Kuwait, a Western-allied oil exporter, avoided the large-scale protests when some rulers in the region were overthrown, but citizens held large street protests in 2012 over changes to the electoral law.
While Kuwait allows more freedom of speech than some other Gulf Arab states, the emir has the last say in state affairs and the country has been cracking down on people suspected of trying to "undermine stability." The government has said it would strike with an "iron fist" against dissent.
The Kuwaiti information ministry had no immediate response to the report.
Since the Arab Spring demonstrations, "we have witnessed a steady, relentless eroding of human rights in Kuwait as the authorities step up the clampdown on dissent," said James Lynch, deputy Middle East and North Africa director at Amnesty. "The government has a clear choice between allowing the country to slide into deeper repression or taking urgent steps to prove that its public commitments to human rights are more than just hollow promises."
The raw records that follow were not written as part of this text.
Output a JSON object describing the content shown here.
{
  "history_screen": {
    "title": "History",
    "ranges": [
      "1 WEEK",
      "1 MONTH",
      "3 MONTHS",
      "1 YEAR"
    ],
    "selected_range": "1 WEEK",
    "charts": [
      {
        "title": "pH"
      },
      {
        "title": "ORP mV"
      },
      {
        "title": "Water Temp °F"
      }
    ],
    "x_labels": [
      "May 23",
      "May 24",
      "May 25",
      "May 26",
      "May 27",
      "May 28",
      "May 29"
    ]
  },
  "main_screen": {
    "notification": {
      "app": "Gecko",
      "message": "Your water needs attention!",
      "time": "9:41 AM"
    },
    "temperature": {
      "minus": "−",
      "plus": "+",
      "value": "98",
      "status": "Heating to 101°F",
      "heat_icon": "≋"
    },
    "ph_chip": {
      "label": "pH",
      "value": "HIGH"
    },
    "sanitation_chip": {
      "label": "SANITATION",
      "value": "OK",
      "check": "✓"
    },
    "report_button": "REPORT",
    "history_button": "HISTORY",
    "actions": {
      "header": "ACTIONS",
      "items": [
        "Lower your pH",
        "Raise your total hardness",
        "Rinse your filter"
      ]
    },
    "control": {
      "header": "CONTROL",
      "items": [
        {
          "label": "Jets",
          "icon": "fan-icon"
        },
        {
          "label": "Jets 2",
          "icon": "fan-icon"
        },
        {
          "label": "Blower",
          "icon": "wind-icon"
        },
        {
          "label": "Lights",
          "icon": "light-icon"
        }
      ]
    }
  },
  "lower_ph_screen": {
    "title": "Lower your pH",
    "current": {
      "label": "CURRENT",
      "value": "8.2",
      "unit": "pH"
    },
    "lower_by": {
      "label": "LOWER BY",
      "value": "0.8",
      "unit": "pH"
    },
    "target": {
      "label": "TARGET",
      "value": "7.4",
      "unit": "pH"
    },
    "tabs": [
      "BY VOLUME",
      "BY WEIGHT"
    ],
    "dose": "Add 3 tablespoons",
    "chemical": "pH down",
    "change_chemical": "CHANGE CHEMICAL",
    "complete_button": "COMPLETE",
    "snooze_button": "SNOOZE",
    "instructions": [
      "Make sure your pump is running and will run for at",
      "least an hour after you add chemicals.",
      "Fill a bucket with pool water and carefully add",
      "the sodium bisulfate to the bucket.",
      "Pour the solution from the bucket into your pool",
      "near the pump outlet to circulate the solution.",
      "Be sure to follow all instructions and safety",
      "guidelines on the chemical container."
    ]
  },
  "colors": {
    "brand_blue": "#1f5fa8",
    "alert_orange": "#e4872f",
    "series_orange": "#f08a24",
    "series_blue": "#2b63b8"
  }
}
Amnesty said authorities were using a "web of vague and overly broad defamation laws" to crack down on freedom of expression, had shut media outlets and had stripped some critics of their citizenship.
Amnesty said there had also been an increase in prosecutions over comments deemed "offensive" to the emir.
Earlier this year, a court sentenced a human rights activist to three years in jail on charges of insulting the ruler.
Musallam al-Barrak, a former member of parliament, this year began serving a two-year term for a 2012 speech criticizing an election law that he and other opposition politicians said was intended to prevent them from getting power.